Restating the data exactly is the whole task.

→ Records for the task
::::::
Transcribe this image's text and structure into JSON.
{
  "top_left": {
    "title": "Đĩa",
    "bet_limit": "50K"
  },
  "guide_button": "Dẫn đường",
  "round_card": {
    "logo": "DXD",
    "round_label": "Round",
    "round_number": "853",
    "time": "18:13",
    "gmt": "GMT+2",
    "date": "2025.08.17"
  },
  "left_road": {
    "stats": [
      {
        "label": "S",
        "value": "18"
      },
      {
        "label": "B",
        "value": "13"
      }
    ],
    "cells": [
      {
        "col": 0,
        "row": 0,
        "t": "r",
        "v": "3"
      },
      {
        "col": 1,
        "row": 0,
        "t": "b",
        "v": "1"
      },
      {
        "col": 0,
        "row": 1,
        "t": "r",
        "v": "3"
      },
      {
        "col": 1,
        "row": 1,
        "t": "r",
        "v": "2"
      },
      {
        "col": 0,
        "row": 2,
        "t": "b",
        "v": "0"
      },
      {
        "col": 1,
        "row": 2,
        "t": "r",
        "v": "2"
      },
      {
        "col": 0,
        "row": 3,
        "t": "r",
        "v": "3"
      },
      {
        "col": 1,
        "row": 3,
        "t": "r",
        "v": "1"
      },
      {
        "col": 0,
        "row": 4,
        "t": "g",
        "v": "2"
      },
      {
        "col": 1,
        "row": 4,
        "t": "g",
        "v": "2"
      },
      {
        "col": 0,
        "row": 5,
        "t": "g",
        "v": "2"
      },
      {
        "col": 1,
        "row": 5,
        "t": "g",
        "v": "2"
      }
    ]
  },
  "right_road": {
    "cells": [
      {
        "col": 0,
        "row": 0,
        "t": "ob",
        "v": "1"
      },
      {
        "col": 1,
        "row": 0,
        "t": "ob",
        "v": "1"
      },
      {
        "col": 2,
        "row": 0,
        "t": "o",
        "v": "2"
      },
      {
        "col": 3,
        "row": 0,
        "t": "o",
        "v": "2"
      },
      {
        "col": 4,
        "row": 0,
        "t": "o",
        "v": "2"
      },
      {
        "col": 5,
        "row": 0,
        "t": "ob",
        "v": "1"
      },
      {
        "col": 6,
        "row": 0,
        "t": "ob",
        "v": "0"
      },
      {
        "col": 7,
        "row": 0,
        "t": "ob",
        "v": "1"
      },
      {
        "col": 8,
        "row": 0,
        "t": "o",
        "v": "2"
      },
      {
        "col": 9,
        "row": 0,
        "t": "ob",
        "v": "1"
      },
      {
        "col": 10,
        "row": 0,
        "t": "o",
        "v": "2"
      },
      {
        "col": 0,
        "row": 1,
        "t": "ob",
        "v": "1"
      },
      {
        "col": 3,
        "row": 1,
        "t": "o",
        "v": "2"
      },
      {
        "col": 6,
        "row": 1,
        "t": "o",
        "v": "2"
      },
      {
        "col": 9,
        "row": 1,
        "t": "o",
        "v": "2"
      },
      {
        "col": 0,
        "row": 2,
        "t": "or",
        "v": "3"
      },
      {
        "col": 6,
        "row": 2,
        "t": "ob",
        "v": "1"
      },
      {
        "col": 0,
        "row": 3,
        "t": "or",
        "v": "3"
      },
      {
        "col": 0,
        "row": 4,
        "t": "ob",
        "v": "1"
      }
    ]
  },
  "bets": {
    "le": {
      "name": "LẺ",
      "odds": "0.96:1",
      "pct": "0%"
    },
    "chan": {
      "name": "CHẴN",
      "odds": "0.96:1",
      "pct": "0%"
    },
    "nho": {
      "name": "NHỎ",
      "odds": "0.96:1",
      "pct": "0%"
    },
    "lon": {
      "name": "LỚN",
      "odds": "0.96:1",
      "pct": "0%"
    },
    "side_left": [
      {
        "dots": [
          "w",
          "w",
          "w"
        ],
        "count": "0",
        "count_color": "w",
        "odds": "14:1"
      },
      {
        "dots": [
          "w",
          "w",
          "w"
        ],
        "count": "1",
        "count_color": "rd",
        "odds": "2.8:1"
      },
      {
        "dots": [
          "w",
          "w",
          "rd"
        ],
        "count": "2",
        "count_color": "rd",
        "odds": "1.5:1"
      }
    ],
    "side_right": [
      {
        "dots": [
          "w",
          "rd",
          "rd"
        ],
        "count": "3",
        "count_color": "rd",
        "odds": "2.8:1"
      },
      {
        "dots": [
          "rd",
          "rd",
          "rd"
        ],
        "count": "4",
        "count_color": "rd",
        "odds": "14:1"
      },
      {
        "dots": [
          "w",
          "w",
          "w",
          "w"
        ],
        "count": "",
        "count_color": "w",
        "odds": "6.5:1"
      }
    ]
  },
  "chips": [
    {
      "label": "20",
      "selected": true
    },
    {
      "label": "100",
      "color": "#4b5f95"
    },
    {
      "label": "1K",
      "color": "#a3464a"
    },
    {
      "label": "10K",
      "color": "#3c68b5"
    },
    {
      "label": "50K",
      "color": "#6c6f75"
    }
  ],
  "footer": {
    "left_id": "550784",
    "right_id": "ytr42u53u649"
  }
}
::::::
→ Output of the task
Transcribe this image's text and structure into JSON.
{
  "top_left": {
    "title": "Đĩa",
    "bet_limit": "50K"
  },
  "guide_button": "Dẫn đường",
  "round_card": {
    "logo": "DXD",
    "round_label": "Round",
    "round_number": "853",
    "time": "18:13",
    "gmt": "GMT+2",
    "date": "2025.08.17"
  },
  "left_road": {
    "stats": [
      {
        "label": "S",
        "value": "18"
      },
      {
        "label": "B",
        "value": "13"
      }
    ],
    "cells": [
      {
        "col": 0,
        "row": 0,
        "t": "r",
        "v": "3"
      },
      {
        "col": 1,
        "row": 0,
        "t": "b",
        "v": "1"
      },
      {
        "col": 0,
        "row": 1,
        "t": "r",
        "v": "3"
      },
      {
        "col": 1,
        "row": 1,
        "t": "r",
        "v": "2"
      },
      {
        "col": 0,
        "row": 2,
        "t": "b",
        "v": "0"
      },
      {
        "col": 1,
        "row": 2,
        "t": "r",
        "v": "2"
      },
      {
        "col": 0,
        "row": 3,
        "t": "r",
        "v": "3"
      },
      {
        "col": 1,
        "row": 3,
        "t": "r",
        "v": "1"
      },
      {
        "col": 0,
        "row": 4,
        "t": "g",
        "v": "2"
      },
      {
        "col": 1,
        "row": 4,
        "t": "g",
        "v": "2"
      },
      {
        "col": 0,
        "row": 5,
        "t": "g",
        "v": "2"
      },
      {
        "col": 1,
        "row": 5,
        "t": "g",
        "v": "2"
      }
    ]
  },
  "right_road": {
    "cells": [
      {
        "col": 0,
        "row": 0,
        "t": "ob",
        "v": "1"
      },
      {
        "col": 1,
        "row": 0,
        "t": "ob",
        "v": "1"
      },
      {
        "col": 2,
        "row": 0,
        "t": "o",
        "v": "2"
      },
      {
        "col": 3,
        "row": 0,
        "t": "o",
        "v": "2"
      },
      {
        "col": 4,
        "row": 0,
        "t": "o",
        "v": "2"
      },
      {
        "col": 5,
        "row": 0,
        "t": "ob",
        "v": "1"
      },
      {
        "col": 6,
        "row": 0,
        "t": "ob",
        "v": "0"
      },
      {
        "col": 7,
        "row": 0,
        "t": "ob",
        "v": "1"
      },
      {
        "col": 8,
        "row": 0,
        "t": "o",
        "v": "2"
      },
      {
        "col": 9,
        "row": 0,
        "t": "ob",
        "v": "1"
      },
      {
        "col": 10,
        "row": 0,
        "t": "o",
        "v": "2"
      },
      {
        "col": 0,
        "row": 1,
        "t": "ob",
        "v": "1"
      },
      {
        "col": 3,
        "row": 1,
        "t": "o",
        "v": "2"
      },
      {
        "col": 6,
        "row": 1,
        "t": "o",
        "v": "2"
      },
      {
        "col": 9,
        "row": 1,
        "t": "o",
        "v": "2"
      },
      {
        "col": 0,
        "row": 2,
        "t": "or",
        "v": "3"
      },
      {
        "col": 6,
        "row": 2,
        "t": "ob",
        "v": "1"
      },
      {
        "col": 0,
        "row": 3,
        "t": "or",
        "v": "3"
      },
      {
        "col": 0,
        "row": 4,
        "t": "ob",
        "v": "1"
      }
    ]
  },
  "bets": {
    "le": {
      "name": "LẺ",
      "odds": "0.96:1",
      "pct": "0%"
    },
    "chan": {
      "name": "CHẴN",
      "odds": "0.96:1",
      "pct": "0%"
    },
    "nho": {
      "name": "NHỎ",
      "odds": "0.96:1",
      "pct": "0%"
    },
    "lon": {
      "name": "LỚN",
      "odds": "0.96:1",
      "pct": "0%"
    },
    "side_left": [
      {
        "dots": [
          "w",
          "w",
          "w"
        ],
        "count": "0",
        "count_color": "w",
        "odds": "14:1"
      },
      {
        "dots": [
          "w",
          "w",
          "w"
        ],
        "count": "1",
        "count_color": "rd",
        "odds": "2.8:1"
      },
      {
        "dots": [
          "w",
          "w",
          "rd"
        ],
        "count": "2",
        "count_color": "rd",
        "odds": "1.5:1"
      }
    ],
    "side_right": [
      {
        "dots": [
          "w",
          "rd",
          "rd"
        ],
        "count": "3",
        "count_color": "rd",
        "odds": "2.8:1"
      },
      {
        "dots": [
          "rd",
          "rd",
          "rd"
        ],
        "count": "4",
        "count_color": "rd",
        "odds": "14:1"
      },
      {
        "dots": [
          "w",
          "w",
          "w",
          "w"
        ],
        "count": "",
        "count_color": "w",
        "odds": "6.5:1"
      }
    ]
  },
  "chips": [
    {
      "label": "20",
      "selected": true
    },
    {
      "label": "100",
      "color": "#4b5f95"
    },
    {
      "label": "1K",
      "color": "#a3464a"
    },
    {
      "label": "10K",
      "color": "#3c68b5"
    },
    {
      "label": "50K",
      "color": "#6c6f75"
    }
  ],
  "footer": {
    "left_id": "550784",
    "right_id": "ytr42u53u649"
  }
}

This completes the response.